Life had not been easy for Patrick. His home was a run-down small bed-sit in a residential complex surrounded by neighbours who weren’t easy to live with. For many years he had scraped by on a disability benefit which barely covered his living and health costs. He had limited mobility and found it increasingly difficult to leave his room. Patrick’s steadily deteriorating health resulted in heart failure and an emergency stay in hospital. Close to death, Patrick confided in the hospital social worker that it was his wish to find his daughter.
Knowing that at last he could contact his daughter, was a huge boost to Patrick. Once home, he exchanged photos and emails with her and spoke with her over the phone.

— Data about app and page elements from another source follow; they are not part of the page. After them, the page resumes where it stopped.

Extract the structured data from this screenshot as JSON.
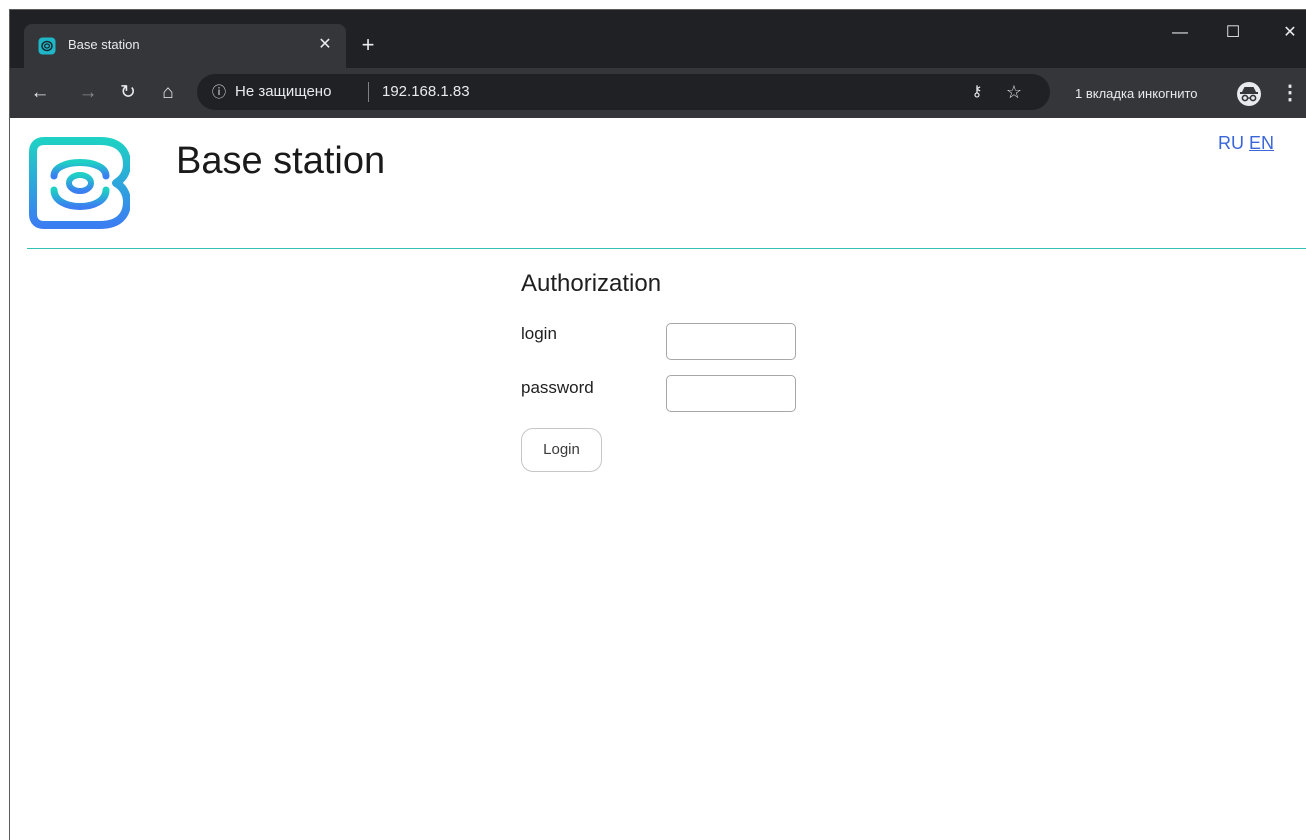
{
  "browser": {
    "tab": {
      "title": "Base station"
    },
    "address_bar": {
      "security_label": "Не защищено",
      "url": "192.168.1.83"
    },
    "incognito_label": "1 вкладка инкогнито"
  },
  "site": {
    "title": "Base station",
    "languages": [
      "RU",
      "EN"
    ],
    "active_language": "EN",
    "accent_color": "#2fc1b3",
    "link_color": "#3b66d9"
  },
  "auth": {
    "heading": "Authorization",
    "login_label": "login",
    "password_label": "password",
    "login_value": "",
    "password_value": "",
    "submit_label": "Login"
  }
}
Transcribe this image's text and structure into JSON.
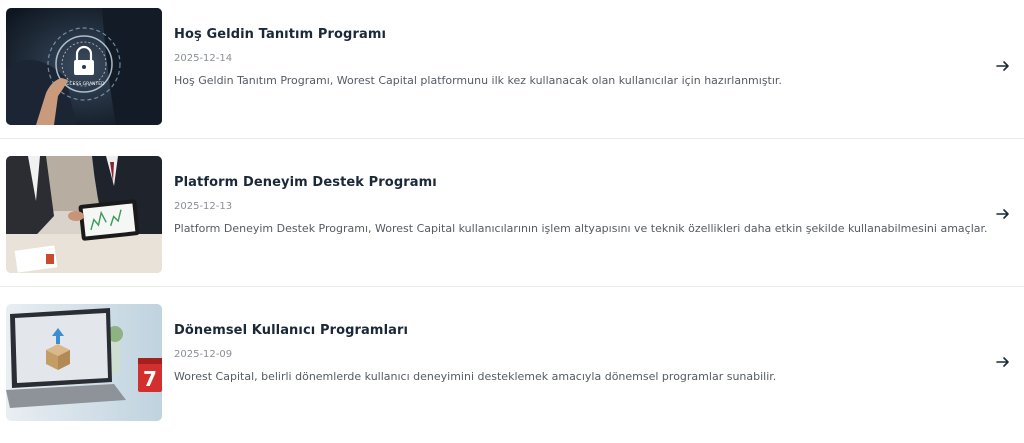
{
  "programs": [
    {
      "title": "Hoş Geldin Tanıtım Programı",
      "date": "2025-12-14",
      "description": "Hoş Geldin Tanıtım Programı, Worest Capital platformunu ilk kez kullanacak olan kullanıcılar için hazırlanmıştır.",
      "image_text": "ACCESS GRANTED",
      "image_icon": "padlock-icon"
    },
    {
      "title": "Platform Deneyim Destek Programı",
      "date": "2025-12-13",
      "description": "Platform Deneyim Destek Programı, Worest Capital kullanıcılarının işlem altyapısını ve teknik özellikleri daha etkin şekilde kullanabilmesini amaçlar.",
      "image_icon": "tablet-chart-icon"
    },
    {
      "title": "Dönemsel Kullanıcı Programları",
      "date": "2025-12-09",
      "description": "Worest Capital, belirli dönemlerde kullanıcı deneyimini desteklemek amacıyla dönemsel programlar sunabilir.",
      "image_text": "7",
      "image_icon": "laptop-box-icon"
    }
  ],
  "arrow_icon": "arrow-right-icon"
}
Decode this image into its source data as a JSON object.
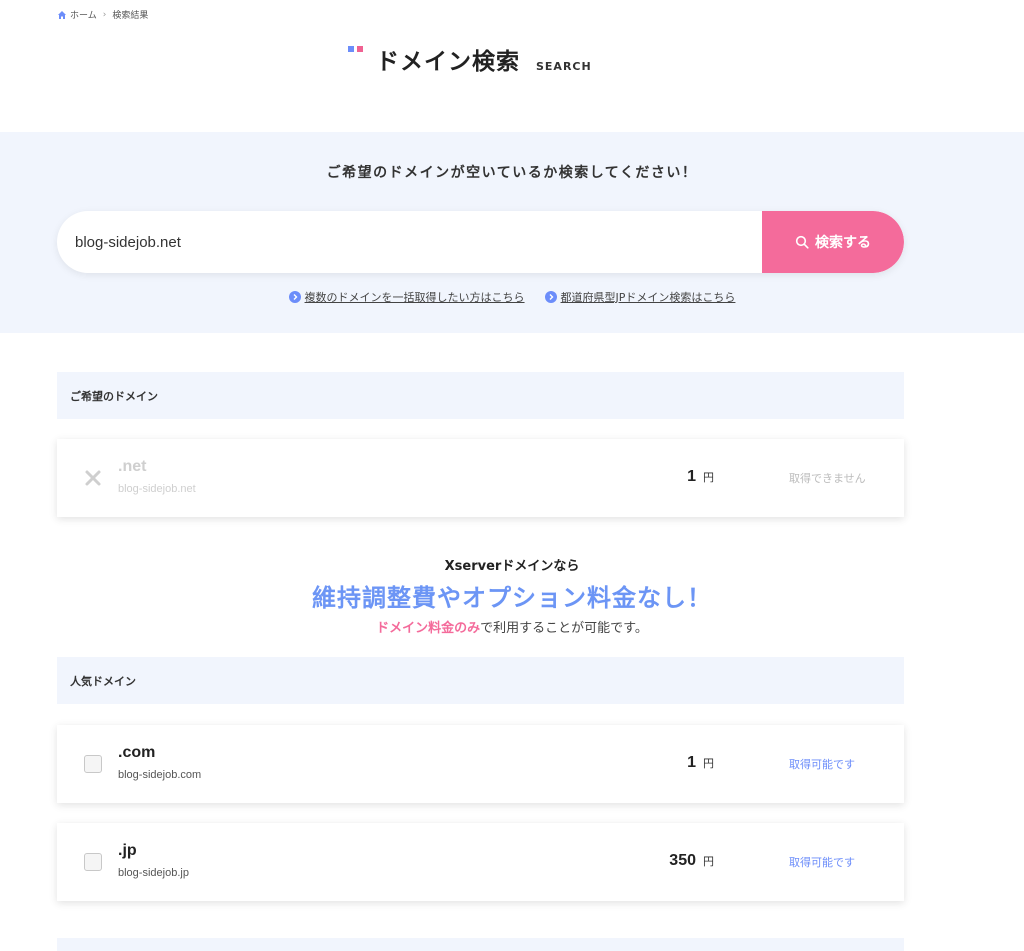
{
  "breadcrumb": {
    "home": "ホーム",
    "current": "検索結果"
  },
  "page": {
    "title": "ドメイン検索",
    "subtitle": "SEARCH"
  },
  "search": {
    "lead": "ご希望のドメインが空いているか検索してください！",
    "value": "blog-sidejob.net",
    "button_label": "検索する",
    "link_bulk": "複数のドメインを一括取得したい方はこちら",
    "link_pref": "都道府県型JPドメイン検索はこちら"
  },
  "requested": {
    "header": "ご希望のドメイン",
    "item": {
      "tld": ".net",
      "fqdn": "blog-sidejob.net",
      "price": "1",
      "unit": "円",
      "status": "取得できません"
    }
  },
  "promo": {
    "lead": "Xserverドメインなら",
    "main": "維持調整費やオプション料金なし！",
    "sub_highlight": "ドメイン料金のみ",
    "sub_rest": "で利用することが可能です。"
  },
  "popular": {
    "header": "人気ドメイン",
    "items": [
      {
        "tld": ".com",
        "fqdn": "blog-sidejob.com",
        "price": "1",
        "unit": "円",
        "status": "取得可能です"
      },
      {
        "tld": ".jp",
        "fqdn": "blog-sidejob.jp",
        "price": "350",
        "unit": "円",
        "status": "取得可能です"
      }
    ]
  },
  "colors": {
    "accent_blue": "#6c95f5",
    "accent_pink": "#f46b9b",
    "band_bg": "#f1f5fd"
  }
}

But Patrick was scared and worried about what his daughter might think of him once he did meet her.
He was worried that his daughter would not be able to cope with the situation that he had ended up in and he was worried that he would have nothing to offer her.
CSS continued to be there to help with counselling and gaining access to other services.
When Patrick was eligible to go on the pension, he steadily put some money aside so that he would have something to offer his daughter once he met her. He eventually had enough money to pay for her to come and visit him in New Zealand. Finally, he was able to meet his girl!
“I was finally able to say to her – I’m your Dad and I can send you something. I can give you something after 26 years of wondering where you were,” he recounted.
Last Christmas, with financial support from Patrick, Maria come to New Zealand to stay with him for a couple of weeks.
Maria still keeps in regular contact with her dad and wants to come to New Zealand permanently to help care for her him.
If you or someone you know needs counselling or social work support, please contact Catholic Social Services on (09 378 9650) or email: [email protected]
Catholic Social Services Catholic Social Service’s mission of “Christ’s compassion in our community” is lived in our daily commitment to serve Auckland’s most vulnerable families through the provision of social work and counselling services. We’ve continued this mission as an essential service even during lock-down in level 3 and 4. We run our services through our two offices in Ponsonby and Otara and remotely. We also work closely with other essential service agencies, such as St Vincent de Paul who were instrumental in ensuring that many families were able to get food. We are also grateful to parishes, businesses, and individuals for their contributions.
During lockdown, CSS’s main means of communication is by telephone, emails and zoom tele-conferencing.